Additional Funding for PPP Loans: What You Need to Know

April 29, 2020

On Friday, April 24, the House approved an additional $310 billion in appropriations for the Paycheck Protection Program (“PPP”). The approved bill also contained an additional $50 billion in appropriations for the Economic Injury Disaster Loan (“EIDL”) program and an additional $10 billion in funding for EIDL emergency grants. The U. S. Small Business Administration resumed accepting PPP loan applications on Monday, April 27, at 10:30 AM EDT from approved lenders on behalf of any eligible borrower.

As stories of businesses taking advantage of PPP loans unfold, the Small Business Administration (“SBA”) has provided some clarification as to what the required borrower certification “current economic uncertainty makes the loan request necessary to support ongoing operations” means. On April 23, a Frequently Asked Question was released which requires borrowers to assess their economic need for a PPP loan at the time of the loan application. The new guidance directs borrowers to make this certification in good faith, taking into account current business activity and the ability to access other sources of liquidity sufficient to support their ongoing operations in a manner that is not significantly detrimental to the business. A business should be prepared to demonstrate to SBA, upon request, the basis for this certification.

SBA noted that public companies likely would not be considered deserving of PPP loans given their access to capital markets and other sources of liquidity. On April 28, the FAQs were modified, making it clear that the liquidity test applied not only to public companies with access to capital markets, but also to private companies. On April 24, interim final regulations were released which noted that private equity firms and hedge funds were engaged in investment or speculation and were therefore not eligible to receive a PPP loan.
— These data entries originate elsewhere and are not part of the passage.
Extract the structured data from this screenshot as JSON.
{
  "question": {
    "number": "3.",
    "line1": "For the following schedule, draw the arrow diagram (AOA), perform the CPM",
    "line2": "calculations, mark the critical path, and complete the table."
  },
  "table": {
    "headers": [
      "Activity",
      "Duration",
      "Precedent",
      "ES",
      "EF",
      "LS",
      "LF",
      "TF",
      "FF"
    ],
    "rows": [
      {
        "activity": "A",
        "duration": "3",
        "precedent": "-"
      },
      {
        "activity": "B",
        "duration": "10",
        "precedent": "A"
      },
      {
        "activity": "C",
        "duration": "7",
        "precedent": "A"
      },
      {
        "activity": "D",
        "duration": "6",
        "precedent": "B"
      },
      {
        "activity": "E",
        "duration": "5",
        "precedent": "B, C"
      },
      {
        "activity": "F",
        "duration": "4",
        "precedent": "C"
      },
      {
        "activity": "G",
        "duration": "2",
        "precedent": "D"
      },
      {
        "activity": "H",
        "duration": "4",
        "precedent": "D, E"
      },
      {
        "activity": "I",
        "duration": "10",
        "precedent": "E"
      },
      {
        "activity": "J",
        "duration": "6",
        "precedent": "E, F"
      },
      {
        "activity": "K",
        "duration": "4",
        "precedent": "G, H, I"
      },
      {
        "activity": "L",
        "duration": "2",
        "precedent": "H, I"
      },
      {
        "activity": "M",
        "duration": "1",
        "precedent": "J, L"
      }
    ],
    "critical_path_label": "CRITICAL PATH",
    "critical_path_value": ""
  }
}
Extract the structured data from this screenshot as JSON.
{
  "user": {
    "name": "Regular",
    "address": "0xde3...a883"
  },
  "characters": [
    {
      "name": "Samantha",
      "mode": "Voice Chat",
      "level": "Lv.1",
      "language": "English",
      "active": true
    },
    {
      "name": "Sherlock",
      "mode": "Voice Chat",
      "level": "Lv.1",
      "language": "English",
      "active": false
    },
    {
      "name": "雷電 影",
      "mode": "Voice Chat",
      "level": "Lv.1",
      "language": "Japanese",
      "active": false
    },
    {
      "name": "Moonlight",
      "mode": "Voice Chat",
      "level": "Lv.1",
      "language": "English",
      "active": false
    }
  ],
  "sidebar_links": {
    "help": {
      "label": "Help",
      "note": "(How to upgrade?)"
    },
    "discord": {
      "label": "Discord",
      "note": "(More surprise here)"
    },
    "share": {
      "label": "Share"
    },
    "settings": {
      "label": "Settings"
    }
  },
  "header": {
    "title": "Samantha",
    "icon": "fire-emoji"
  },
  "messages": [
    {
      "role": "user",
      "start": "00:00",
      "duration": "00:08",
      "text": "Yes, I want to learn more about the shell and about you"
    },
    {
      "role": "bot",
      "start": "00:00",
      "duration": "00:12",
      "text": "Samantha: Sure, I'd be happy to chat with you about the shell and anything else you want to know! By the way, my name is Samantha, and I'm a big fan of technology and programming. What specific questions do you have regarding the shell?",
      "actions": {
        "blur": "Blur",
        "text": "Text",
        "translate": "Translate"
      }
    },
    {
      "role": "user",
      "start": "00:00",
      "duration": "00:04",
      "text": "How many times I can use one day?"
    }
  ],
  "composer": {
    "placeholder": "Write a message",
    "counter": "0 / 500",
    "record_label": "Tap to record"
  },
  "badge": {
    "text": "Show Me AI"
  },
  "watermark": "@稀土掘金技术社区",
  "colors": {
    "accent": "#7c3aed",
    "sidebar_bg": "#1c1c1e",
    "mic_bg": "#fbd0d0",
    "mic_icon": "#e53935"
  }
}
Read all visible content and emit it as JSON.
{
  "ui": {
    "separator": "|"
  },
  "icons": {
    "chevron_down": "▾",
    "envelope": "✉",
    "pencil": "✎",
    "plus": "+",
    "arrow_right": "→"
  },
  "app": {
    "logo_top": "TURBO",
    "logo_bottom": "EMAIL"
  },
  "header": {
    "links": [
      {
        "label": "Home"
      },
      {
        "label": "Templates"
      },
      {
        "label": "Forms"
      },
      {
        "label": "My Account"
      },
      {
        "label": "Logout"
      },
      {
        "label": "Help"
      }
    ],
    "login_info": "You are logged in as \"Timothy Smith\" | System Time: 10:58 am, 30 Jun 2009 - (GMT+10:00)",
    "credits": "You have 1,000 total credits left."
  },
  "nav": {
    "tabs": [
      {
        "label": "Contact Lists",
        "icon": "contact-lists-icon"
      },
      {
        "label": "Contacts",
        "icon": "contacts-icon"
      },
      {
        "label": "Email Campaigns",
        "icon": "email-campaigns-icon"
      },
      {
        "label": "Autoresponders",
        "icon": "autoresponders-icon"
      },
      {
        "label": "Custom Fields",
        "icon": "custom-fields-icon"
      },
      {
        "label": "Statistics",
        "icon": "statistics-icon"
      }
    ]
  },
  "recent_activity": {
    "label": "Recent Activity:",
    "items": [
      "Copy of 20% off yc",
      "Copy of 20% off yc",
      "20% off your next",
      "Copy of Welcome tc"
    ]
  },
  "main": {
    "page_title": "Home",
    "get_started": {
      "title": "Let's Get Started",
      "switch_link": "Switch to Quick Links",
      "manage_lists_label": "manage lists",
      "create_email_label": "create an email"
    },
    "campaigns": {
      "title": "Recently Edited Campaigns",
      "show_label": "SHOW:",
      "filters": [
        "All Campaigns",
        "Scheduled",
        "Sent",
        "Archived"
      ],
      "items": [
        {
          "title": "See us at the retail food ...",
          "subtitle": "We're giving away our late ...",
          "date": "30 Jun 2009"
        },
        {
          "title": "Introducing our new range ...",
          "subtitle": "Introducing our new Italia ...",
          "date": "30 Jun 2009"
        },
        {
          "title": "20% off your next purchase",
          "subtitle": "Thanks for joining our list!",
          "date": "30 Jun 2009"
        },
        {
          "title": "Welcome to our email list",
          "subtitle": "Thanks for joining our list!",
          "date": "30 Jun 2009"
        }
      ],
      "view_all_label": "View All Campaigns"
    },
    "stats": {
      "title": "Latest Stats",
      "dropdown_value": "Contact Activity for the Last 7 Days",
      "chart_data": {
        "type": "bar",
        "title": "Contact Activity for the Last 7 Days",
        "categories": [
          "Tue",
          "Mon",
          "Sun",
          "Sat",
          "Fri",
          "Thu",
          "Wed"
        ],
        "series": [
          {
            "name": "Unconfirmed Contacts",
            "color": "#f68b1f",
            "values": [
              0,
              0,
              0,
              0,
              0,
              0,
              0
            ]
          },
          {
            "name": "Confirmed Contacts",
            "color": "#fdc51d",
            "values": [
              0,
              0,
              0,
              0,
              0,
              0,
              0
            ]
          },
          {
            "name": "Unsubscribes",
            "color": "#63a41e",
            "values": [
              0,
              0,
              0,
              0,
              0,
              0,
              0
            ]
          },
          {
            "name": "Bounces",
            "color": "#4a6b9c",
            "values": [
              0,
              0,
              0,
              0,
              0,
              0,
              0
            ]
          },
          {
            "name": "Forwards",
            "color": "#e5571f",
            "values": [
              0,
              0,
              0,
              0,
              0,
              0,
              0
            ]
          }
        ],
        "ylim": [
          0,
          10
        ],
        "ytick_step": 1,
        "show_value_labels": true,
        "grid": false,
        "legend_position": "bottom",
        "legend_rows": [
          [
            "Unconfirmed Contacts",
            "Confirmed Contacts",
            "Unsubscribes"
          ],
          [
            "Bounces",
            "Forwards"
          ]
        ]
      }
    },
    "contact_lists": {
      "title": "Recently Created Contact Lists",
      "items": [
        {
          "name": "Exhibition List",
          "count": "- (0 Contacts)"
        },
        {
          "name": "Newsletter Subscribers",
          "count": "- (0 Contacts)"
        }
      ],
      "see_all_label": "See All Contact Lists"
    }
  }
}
In addition, the portfolio companies of a private equity firm were directed to apply the affiliation rules and reminded about the need to certify the need for the loan, “to support ongoing operations in a manner that is not significantly detrimental to the business, taking into account the ability to access other sources of liquidity.”

Borrowers who have applied for PPP funds or plan to apply for PPP funds should document the liquidity needs that prompted the PPP loan application.  This is a facts and circumstances test which will be unique to each business or not-for-profit entity.

Borrowers who applied for a loan before April 23, 2020, and who determine in good faith that such a need does not exist, can repay the loan in full by May 7, 2020, and will be deemed to have made the required certification in good faith.  The April 24, 2020, interim final regulations note that this May 7, 2020, deadline is a limited safe harbor which is necessary and appropriate to ensure that borrowers promptly repay PPP loan funds that the borrower obtained based on a misunderstanding or misapplication of the required certification standard.

Borrowers should expect that there will be considerable scrutiny well after the forgiveness period ends where federal agencies and prosecutors will be examining the needs for PPP loans.

Cherry Bekaert’s Center of Excellence on the Paycheck Protection Program is prepared to assist you with your loan application, forgiveness computations, or interpreting the new guidance. Please contact our team if you have questions or are interested in how this applies to your unique situation.

Related Resources